The whole situation regarding the SAFE Act makes everyone nervous – ourselves included. Before you do anything regarding renting or selling the homes, you should:
Talk to your state MHA about the SAFE Act.
Read every article on the SAFE Act you can find on-line.
Think about what you’re trying to do with the homes, and if you have the capacity to abide by the SAFE Act in every regard, as a home seller.
Make your own, independent, educated decision
Why the big preamble? Because nobody really has a handle on this issue regarding the gray areas. So let’s start with the black and white areas and move to the gray.
You must abide by all of the rules and regulations in the SAFE Act if you sell a mobile home and carry the paper. Period. There is no gray area. You do NOT need to worry about the SAFE Act if you are selling a home for cash (although you do need to worry about being a mobile home dealer and those associated rules) or if you are simply renting a mobile home. No gray area there, either.
The gray area comes in if you try to make the renter a future homeowner. You would think that the U.S. government would be trying to help renters become owners, but no such luck. Instead, the SAFE Act has created roadblocks of uncertainty for this simple act which only serves to benefit the consumer. The rent-to-own construction that many park owners use is seen by some states as a “disguised mortgage” and therefore in violation of the SAFE Act. Many have challenged this argument, as the typical rent-to-own is an installment sale and not a mortgage (I have some of the legal opinions on this, and they are pretty darned good) and would render the mere sale of a refrigerator at SEARS a SAFE Act worthy violation. However, because of the uncertainty of that construction – and the complete absence of case law – many park owners have abandoned that type of construction.

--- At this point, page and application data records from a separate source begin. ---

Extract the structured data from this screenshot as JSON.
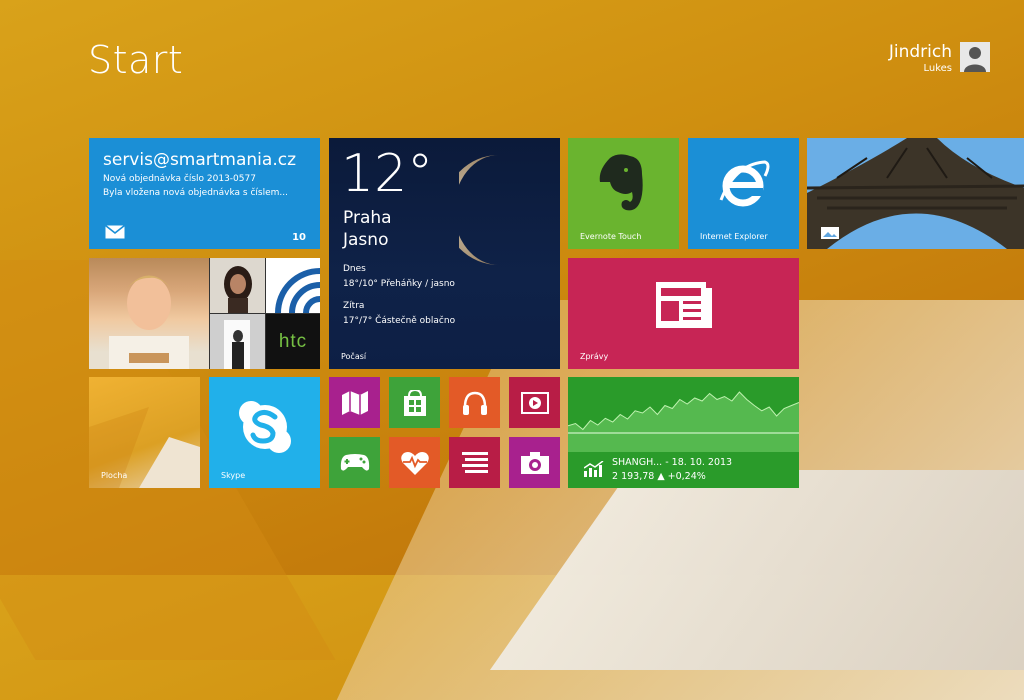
{
  "screen": {
    "title": "Start"
  },
  "user": {
    "first_name": "Jindrich",
    "last_name": "Lukes"
  },
  "tiles": {
    "mail": {
      "address": "servis@smartmania.cz",
      "line1": "Nová objednávka číslo 2013-0577",
      "line2": "Byla vložena nová objednávka s číslem...",
      "count": "10"
    },
    "weather": {
      "temp": "12°",
      "city": "Praha",
      "condition": "Jasno",
      "today_label": "Dnes",
      "today_value": "18°/10° Přeháňky / jasno",
      "tomorrow_label": "Zítra",
      "tomorrow_value": "17°/7° Částečně oblačno",
      "label": "Počasí"
    },
    "people": {
      "htc_text": "htc"
    },
    "evernote": {
      "label": "Evernote Touch"
    },
    "ie": {
      "label": "Internet Explorer"
    },
    "news": {
      "label": "Zprávy"
    },
    "desktop": {
      "label": "Plocha"
    },
    "skype": {
      "label": "Skype"
    },
    "finance": {
      "line1": "SHANGH... - 18. 10. 2013",
      "line2": "2 193,78 ▲ +0,24%",
      "chart_values": [
        0.35,
        0.38,
        0.3,
        0.42,
        0.36,
        0.45,
        0.4,
        0.5,
        0.44,
        0.55,
        0.52,
        0.6,
        0.5,
        0.62,
        0.58,
        0.7,
        0.64,
        0.72,
        0.68,
        0.78,
        0.7,
        0.74,
        0.68,
        0.8,
        0.7,
        0.62,
        0.55,
        0.6,
        0.48,
        0.58,
        0.62,
        0.66
      ]
    }
  },
  "colors": {
    "background": "#cf8f10",
    "mail": "#1b8fd6",
    "weather": "#0f2248",
    "green": "#3ea33a",
    "magenta": "#a8218e",
    "orange": "#e35a27",
    "crimson": "#b81d46",
    "news": "#c72555",
    "skype": "#21b0ea",
    "evernote": "#6ab42f",
    "finance": "#2a9b2a"
  },
  "icons": [
    "mail-icon",
    "moon-icon",
    "evernote-elephant-icon",
    "ie-icon",
    "photos-icon",
    "news-icon",
    "skype-icon",
    "travel-map-icon",
    "store-icon",
    "headphones-icon",
    "video-icon",
    "gamepad-icon",
    "heart-pulse-icon",
    "reading-list-icon",
    "camera-icon",
    "finance-chart-icon",
    "user-avatar-icon"
  ]
}
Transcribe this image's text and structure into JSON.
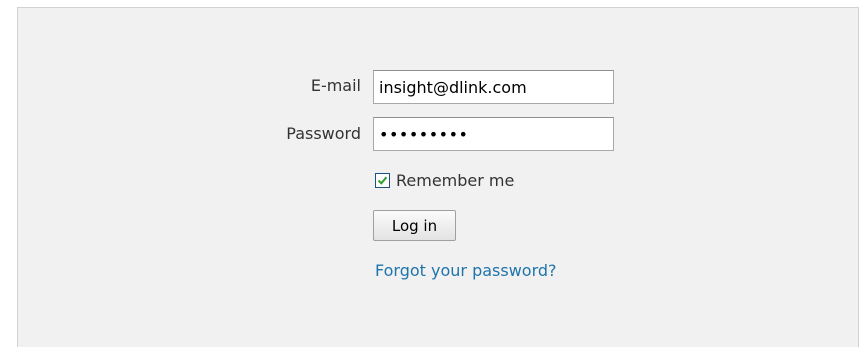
{
  "form": {
    "email_label": "E-mail",
    "email_value": "insight@dlink.com",
    "password_label": "Password",
    "password_value": "•••••••••",
    "remember_label": "Remember me",
    "remember_checked": true,
    "login_label": "Log in",
    "forgot_label": "Forgot your password?"
  },
  "colors": {
    "panel_bg": "#f1f1f1",
    "link": "#1f74ab",
    "check_mark": "#2e9e2e"
  }
}
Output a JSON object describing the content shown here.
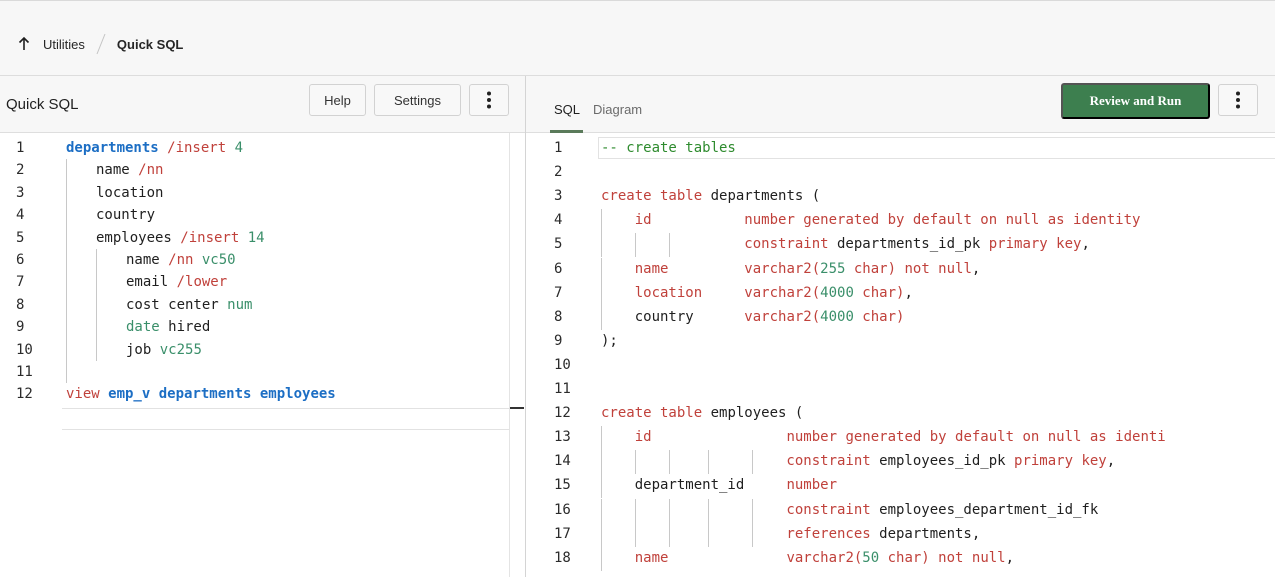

The rent/credit construction does not meet any of the SAFE Act-tainted constructions as far as we know. It is used by many large operators, and has been checked out by many lawyers. It is different from rent-to-own in that it is a straight rental (landlord does the repairs, etc.) but gives the customer a credit (like green stamps) of a certain amount every time that they make a timely payment, which they can use as cash to buy any home in the park, not just the one that they are in. Additionally, they don’t have to ever exercise their credits, and can just rent for life.
Would we guarantee to anyone that this is a 100% fool-proof method of giving the customer an attractive benefit for renting in our communities? No. There is no case law. Everything that anyone says at this point is pure speculation. There is no case law to pin your hat on. There is no clear understanding by any individual or group – no matter what they may tell you – that is 100% a sure bet. So you have to do your own research and make your own, independent decision.
If you have done the research and decided that rent/credit is the right thing for you, then contact Brandon at (970) 856-4070 and he can get you a copy of a rent/credit agreement. However, we cannot make any warranties on it of any type. Until there is case law, we’re all in the same boat of uncertainty.
However, if the government ever rejected the concept of rent/credit, then nothing has really happened, as the customer would just lose their credits, and go on renting. That’s a big difference from a typical rent-to-own agreement, which talks about the tenant receiving the title in a certain number of months. If you want to be 100% safe, just rent the trailers and be done with it. We have a lot of pure rental agreements in place, and could easily convert all agreements to simple rentals going forward at the drop of a hat.
You would not imagine that the U.S. government would want to exclude people access to home ownership. But then again, you would not expect Obamacare or any of the failed initiatives we have today, so anything is possible.
I once did an article on the SAFE Act for the Journal. I called 10 different MHAs and 10 different MHA attorneys. None of them agreed on how SAFE worked, or what was and was not allowable. So much for a sure thing.
Just like anything else in this business, you have to do your own independent due diligence and make your own choices. Your options are really to sell for cash (no SAFE worries), sell and carry paper (need total SAFE adherence), rent-to-own (make your own call but looks scary in some states), rent/credit (looks OK to many people but think for yourself) or just rent (no SAFE worries).
If it makes you feel any better, I ask a fairly prominent (household name) real estate attorney about the SAFE Act early on. He told me that he thought an initial violation would result in a warning, while continued breaking of the rules would result in fines – just like anything else. You can eliminate any worries with selling for cash or renting. Or if you want to carry paper, get SAFE Act licensed. It’s only the gray areas that require thought.
One more note, because it’s an important one. Remember the mortgage meltdown of 2008? Well, it pretty much destroyed the ability to obtain a simple foreclosure. Today, to get a foreclosure takes months and thousands in legal fees. So I’m not sure that the SAFE Act is having as much of an impact on park owners’ decisions as the fact that evicting is a whole lot better than foreclosing. Even if SAFE did not exist, we would have abandoned selling and carrying paper on homes because of this.